Repeat the listing in full, word for word.

──────

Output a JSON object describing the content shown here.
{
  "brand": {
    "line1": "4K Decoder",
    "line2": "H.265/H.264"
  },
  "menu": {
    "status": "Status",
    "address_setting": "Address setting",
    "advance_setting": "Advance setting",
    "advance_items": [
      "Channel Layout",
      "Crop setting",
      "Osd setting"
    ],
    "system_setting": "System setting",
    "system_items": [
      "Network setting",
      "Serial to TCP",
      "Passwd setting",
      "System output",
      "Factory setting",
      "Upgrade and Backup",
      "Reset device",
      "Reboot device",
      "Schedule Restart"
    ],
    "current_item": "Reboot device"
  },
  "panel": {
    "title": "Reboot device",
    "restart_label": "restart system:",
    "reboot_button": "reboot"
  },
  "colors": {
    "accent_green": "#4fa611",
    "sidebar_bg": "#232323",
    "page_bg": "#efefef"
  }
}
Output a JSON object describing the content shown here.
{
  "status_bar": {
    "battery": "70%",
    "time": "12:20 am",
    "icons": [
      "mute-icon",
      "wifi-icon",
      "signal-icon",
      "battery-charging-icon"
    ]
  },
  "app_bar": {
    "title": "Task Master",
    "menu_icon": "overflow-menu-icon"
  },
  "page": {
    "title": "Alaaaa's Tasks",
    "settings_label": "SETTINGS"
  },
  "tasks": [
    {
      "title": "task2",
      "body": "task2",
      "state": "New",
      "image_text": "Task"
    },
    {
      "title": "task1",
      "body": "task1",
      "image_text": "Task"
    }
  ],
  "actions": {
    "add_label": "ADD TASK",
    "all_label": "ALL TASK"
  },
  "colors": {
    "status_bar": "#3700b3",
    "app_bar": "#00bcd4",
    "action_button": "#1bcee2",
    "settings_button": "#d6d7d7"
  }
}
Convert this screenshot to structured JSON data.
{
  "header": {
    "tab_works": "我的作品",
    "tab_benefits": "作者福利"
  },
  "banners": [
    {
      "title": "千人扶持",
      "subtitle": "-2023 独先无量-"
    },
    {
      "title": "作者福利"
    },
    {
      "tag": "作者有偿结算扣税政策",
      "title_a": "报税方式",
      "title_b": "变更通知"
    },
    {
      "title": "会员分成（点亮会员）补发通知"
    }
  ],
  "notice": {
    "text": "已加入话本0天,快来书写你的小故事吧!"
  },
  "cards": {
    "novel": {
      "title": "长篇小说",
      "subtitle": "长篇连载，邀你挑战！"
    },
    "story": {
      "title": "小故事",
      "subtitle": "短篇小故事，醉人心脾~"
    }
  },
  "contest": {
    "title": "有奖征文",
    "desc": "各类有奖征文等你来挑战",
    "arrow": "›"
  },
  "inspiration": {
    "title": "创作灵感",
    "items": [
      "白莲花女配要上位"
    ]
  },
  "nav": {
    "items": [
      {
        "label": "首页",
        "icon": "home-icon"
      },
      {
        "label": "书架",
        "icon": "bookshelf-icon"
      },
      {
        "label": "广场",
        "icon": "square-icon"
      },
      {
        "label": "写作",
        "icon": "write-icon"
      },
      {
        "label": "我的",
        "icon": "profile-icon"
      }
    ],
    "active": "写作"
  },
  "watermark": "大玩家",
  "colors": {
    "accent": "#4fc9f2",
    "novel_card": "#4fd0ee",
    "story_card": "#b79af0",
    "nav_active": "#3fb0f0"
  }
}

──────

**Response:**
Output a JSON object describing the content shown here.
{
  "brand": {
    "line1": "4K Decoder",
    "line2": "H.265/H.264"
  },
  "menu": {
    "status": "Status",
    "address_setting": "Address setting",
    "advance_setting": "Advance setting",
    "advance_items": [
      "Channel Layout",
      "Crop setting",
      "Osd setting"
    ],
    "system_setting": "System setting",
    "system_items": [
      "Network setting",
      "Serial to TCP",
      "Passwd setting",
      "System output",
      "Factory setting",
      "Upgrade and Backup",
      "Reset device",
      "Reboot device",
      "Schedule Restart"
    ],
    "current_item": "Reboot device"
  },
  "panel": {
    "title": "Reboot device",
    "restart_label": "restart system:",
    "reboot_button": "reboot"
  },
  "colors": {
    "accent_green": "#4fa611",
    "sidebar_bg": "#232323",
    "page_bg": "#efefef"
  }
}
Output a JSON object describing the content shown here.
{
  "status_bar": {
    "battery": "70%",
    "time": "12:20 am",
    "icons": [
      "mute-icon",
      "wifi-icon",
      "signal-icon",
      "battery-charging-icon"
    ]
  },
  "app_bar": {
    "title": "Task Master",
    "menu_icon": "overflow-menu-icon"
  },
  "page": {
    "title": "Alaaaa's Tasks",
    "settings_label": "SETTINGS"
  },
  "tasks": [
    {
      "title": "task2",
      "body": "task2",
      "state": "New",
      "image_text": "Task"
    },
    {
      "title": "task1",
      "body": "task1",
      "image_text": "Task"
    }
  ],
  "actions": {
    "add_label": "ADD TASK",
    "all_label": "ALL TASK"
  },
  "colors": {
    "status_bar": "#3700b3",
    "app_bar": "#00bcd4",
    "action_button": "#1bcee2",
    "settings_button": "#d6d7d7"
  }
}
Convert this screenshot to structured JSON data.
{
  "header": {
    "tab_works": "我的作品",
    "tab_benefits": "作者福利"
  },
  "banners": [
    {
      "title": "千人扶持",
      "subtitle": "-2023 独先无量-"
    },
    {
      "title": "作者福利"
    },
    {
      "tag": "作者有偿结算扣税政策",
      "title_a": "报税方式",
      "title_b": "变更通知"
    },
    {
      "title": "会员分成（点亮会员）补发通知"
    }
  ],
  "notice": {
    "text": "已加入话本0天,快来书写你的小故事吧!"
  },
  "cards": {
    "novel": {
      "title": "长篇小说",
      "subtitle": "长篇连载，邀你挑战！"
    },
    "story": {
      "title": "小故事",
      "subtitle": "短篇小故事，醉人心脾~"
    }
  },
  "contest": {
    "title": "有奖征文",
    "desc": "各类有奖征文等你来挑战",
    "arrow": "›"
  },
  "inspiration": {
    "title": "创作灵感",
    "items": [
      "白莲花女配要上位"
    ]
  },
  "nav": {
    "items": [
      {
        "label": "首页",
        "icon": "home-icon"
      },
      {
        "label": "书架",
        "icon": "bookshelf-icon"
      },
      {
        "label": "广场",
        "icon": "square-icon"
      },
      {
        "label": "写作",
        "icon": "write-icon"
      },
      {
        "label": "我的",
        "icon": "profile-icon"
      }
    ],
    "active": "写作"
  },
  "watermark": "大玩家",
  "colors": {
    "accent": "#4fc9f2",
    "novel_card": "#4fd0ee",
    "story_card": "#b79af0",
    "nav_active": "#3fb0f0"
  }
}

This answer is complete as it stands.